As set out in the ACA [Affordable Care Act], a “prudent layperson” standard applies to all federal health-care plans, all insurance plans governed by ERISA, and qualified health insurance plans in state-operated health insurance exchanges. This standard requires health plans to cover health services provided by an emergency department whenever a patient has … “a medical condition manifesting itself by acute symptoms of sufficient severity (including severe pain) such that a prudent layperson, who possesses an average knowledge of health and medicine, could reasonably expect the absence of immediate medical attention to result in serious negative health outcomes.
The “prudent layperson” standard arose from negligence law, where the prudent individual refers to actions or inactions of a reasonable person acting under similar circumstances and governs decisions of liability. Here, we are talking about a reasonable person without medical training.

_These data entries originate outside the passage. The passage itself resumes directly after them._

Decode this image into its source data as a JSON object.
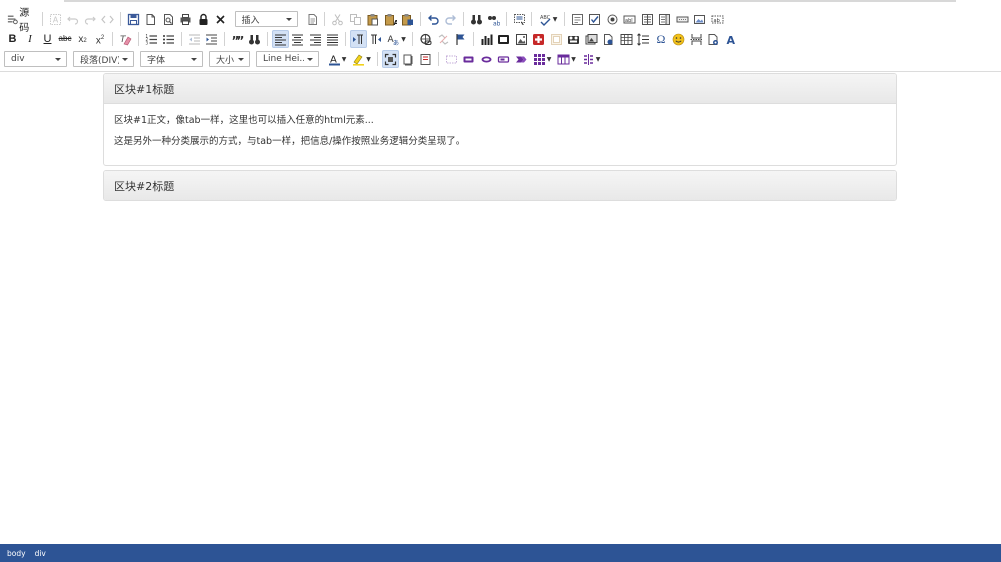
{
  "toolbar": {
    "source_label": "源码",
    "insert_label": "插入",
    "format_label": "div",
    "paragraph_label": "段落(DIV)",
    "font_label": "字体",
    "size_label": "大小",
    "line_height_label": "Line Hei..."
  },
  "panels": [
    {
      "title": "区块#1标题",
      "lines": [
        "区块#1正文，像tab一样，这里也可以插入任意的html元素...",
        "这是另外一种分类展示的方式，与tab一样，把信息/操作按照业务逻辑分类呈现了。"
      ]
    },
    {
      "title": "区块#2标题"
    }
  ],
  "statusbar": {
    "path": [
      "body",
      "div"
    ]
  },
  "colors": {
    "statusbar_bg": "#2d5495",
    "active_button_bg": "#d3e1f5",
    "icon_blue": "#2d5495",
    "icon_red": "#c62828",
    "icon_purple": "#6a2c9c"
  }
}
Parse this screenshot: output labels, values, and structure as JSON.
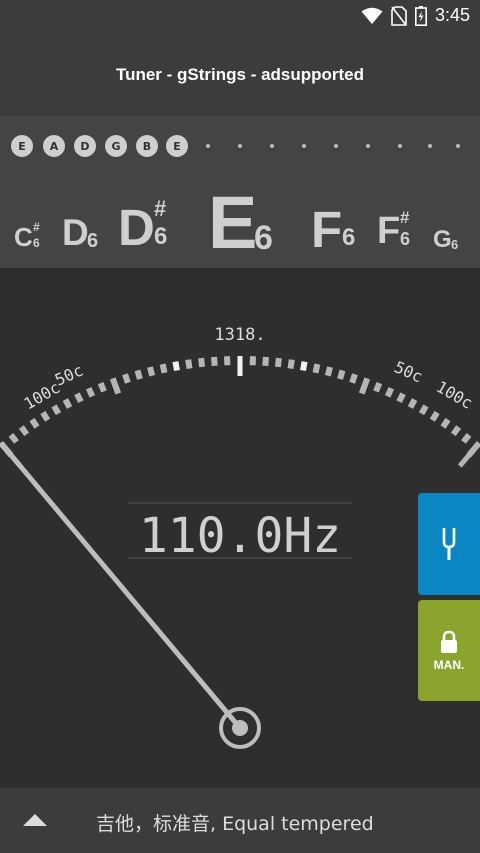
{
  "status_bar": {
    "time": "3:45",
    "icons": [
      "wifi-icon",
      "no-sim-icon",
      "battery-charging-icon"
    ]
  },
  "app_bar": {
    "title": "Tuner - gStrings - adsupported"
  },
  "strings": {
    "chips": [
      "E",
      "A",
      "D",
      "G",
      "B",
      "E"
    ],
    "dot_count": 9
  },
  "notes": [
    {
      "letter": "C",
      "sharp": "#",
      "octave": "6"
    },
    {
      "letter": "D",
      "sharp": "",
      "octave": "6"
    },
    {
      "letter": "D",
      "sharp": "#",
      "octave": "6"
    },
    {
      "letter": "E",
      "sharp": "",
      "octave": "6"
    },
    {
      "letter": "F",
      "sharp": "",
      "octave": "6"
    },
    {
      "letter": "F",
      "sharp": "#",
      "octave": "6"
    },
    {
      "letter": "G",
      "sharp": "",
      "octave": "6"
    }
  ],
  "meter": {
    "target_frequency": "1318.",
    "left_labels": [
      "100c",
      "50c"
    ],
    "right_labels": [
      "50c",
      "100c"
    ],
    "frequency_display": "110.0Hz",
    "needle_cents": -100
  },
  "side_buttons": {
    "fork_icon": "tuning-fork-icon",
    "lock_icon": "lock-icon",
    "manual_label": "MAN."
  },
  "bottom_bar": {
    "tuning": "吉他，标准音, Equal tempered",
    "expand_icon": "triangle-up-icon"
  },
  "colors": {
    "fork_button": "#0a87c2",
    "manual_button": "#8aa42d",
    "background": "#2e2e2e",
    "bar": "#3c3c3c"
  }
}
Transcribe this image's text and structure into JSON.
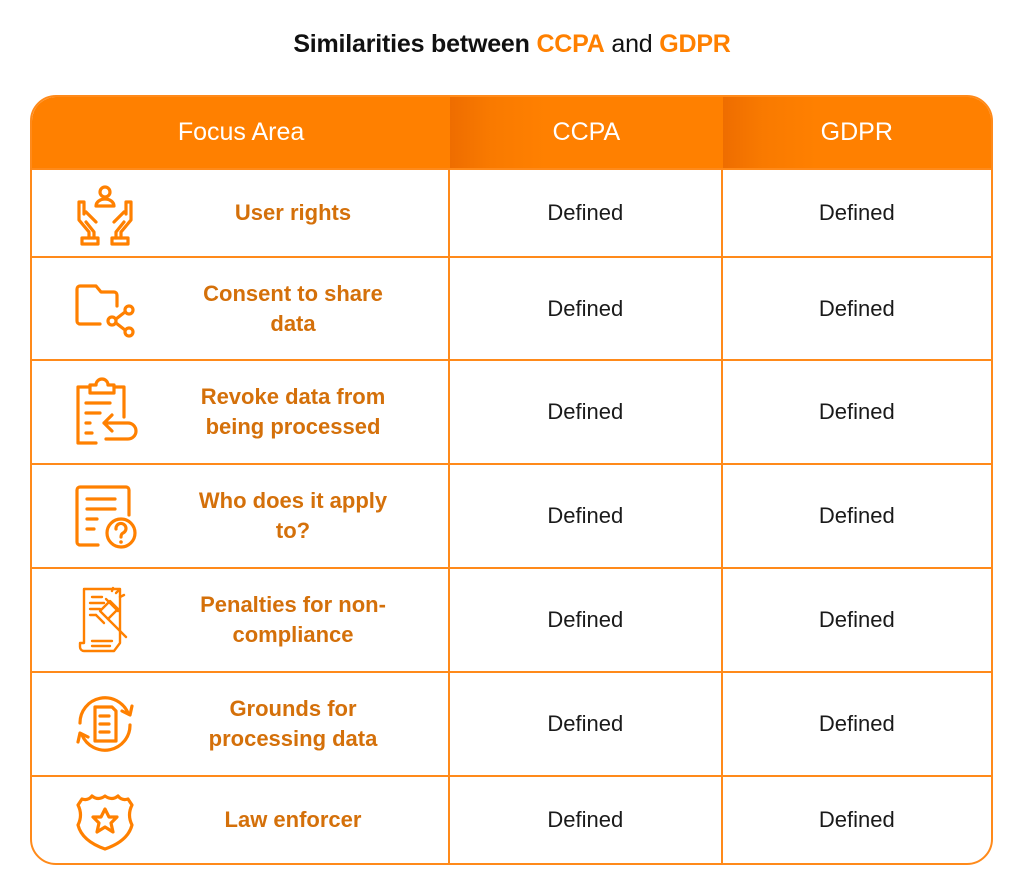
{
  "title": {
    "prefix": "Similarities between ",
    "term1": "CCPA",
    "middle": " and ",
    "term2": "GDPR"
  },
  "colors": {
    "accent": "#ff8000",
    "label_text": "#d4700a",
    "value_text": "#1a1a1a"
  },
  "table": {
    "headers": [
      "Focus Area",
      "CCPA",
      "GDPR"
    ],
    "rows": [
      {
        "icon": "hands-user-icon",
        "focus_area": "User rights",
        "ccpa": "Defined",
        "gdpr": "Defined"
      },
      {
        "icon": "folder-share-icon",
        "focus_area": "Consent to share data",
        "ccpa": "Defined",
        "gdpr": "Defined"
      },
      {
        "icon": "clipboard-return-icon",
        "focus_area": "Revoke data from being processed",
        "ccpa": "Defined",
        "gdpr": "Defined"
      },
      {
        "icon": "document-question-icon",
        "focus_area": "Who does it apply to?",
        "ccpa": "Defined",
        "gdpr": "Defined"
      },
      {
        "icon": "gavel-document-icon",
        "focus_area": "Penalties for non-compliance",
        "ccpa": "Defined",
        "gdpr": "Defined"
      },
      {
        "icon": "document-cycle-icon",
        "focus_area": "Grounds for processing data",
        "ccpa": "Defined",
        "gdpr": "Defined"
      },
      {
        "icon": "police-badge-icon",
        "focus_area": "Law enforcer",
        "ccpa": "Defined",
        "gdpr": "Defined"
      }
    ]
  }
}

While a prudent layperson might consider chest pain, for example, to be a situation requiring an emergency visit, nearly half the American public does not realize that their health insurer must cover the cost of going to the emergency department if they reasonably believe they have a medical emergency. Such belief, of course, dissuades emergency visits. Public and individual health suffers when such beliefs are compounded by actual practice.
Unfettered access to emergency care, including testing, is critical in warding off severe conditions and death. Such testing as can only be provided in a critical care facility is necessary before reaching the diagnosis, which UMR had set up as the basic rubric for allowing coverage. In other words, by warding off or dissuading early testing, reaching the diagnosis level needed to sustain coverage was essentially precluded.
“[M]ost clinicians cannot make a diagnosis with confidence without the support of a wide range of tools and tests. A 2013 JAMA study found that patients who receive a diagnosis of a low-acuity condition often present with initial complaints similar to patients with more serious conditions.”
A case in Georgia
Emergency services are especially significant for the most vulnerable segments of society, along with those needing mental health intervention- but before the Department of Labor’s recent intervention, protection for anyone seeking emergency care was left to ad hoc activities of physician groups. One of the earliest lawsuits, in 2020, was brought by the American College of Emergency Physicians and the Medical Association of Georgia, suing Anthem’s Blue Cross Blue Shield. In that case, the suit was for retroactively denying emergency care claims. The Eleventh Circuit ruled their policy was improper. In 2021, United Health Care planned to also retroactively deny emergency health care claims. The Georgia decision swiftly impacted United Health Care’s new plan- they quickly abandoned it.
The Eleventh Circuit also held that:
- Providers who receive a patient’s assignment of benefits have the right to seek equitable relief under ERISA.
- Anthem/Blue Cross Blue Shield’s emergency room claims review process is being conducted on a systemic versus individual basis – noting the company uses a pre-determined list of undisclosed diagnoses to make its decisions.
The Anthem/Blue Cross Blue Shield policy could subject ACEP and MAG physicians to past and ongoing harm
The opinion, which governed the Georgia case, is not binding in the Department of Labor matter against UMR but should have some persuasive value on the Western District Court of Wisconsin, which will be deciding the current case.
Now that the US government is involved, perhaps insurance companies will think better of actions that deepen their pockets but accrue to the detriment of their beneficiaries and wreak havoc on the public purse. As algorithms and AI quickly assumes prominence in decision-making, the horrors of vesting such decisions en masse to an algorithm cannot be ignored.
 The standards for making these determinations are enumerated under the Employee Retirement Income Security Act or ERISA and hold the administrator of the plans to the level of responsibility required of a fiduciary – managing, in this instance, their money for their benefit.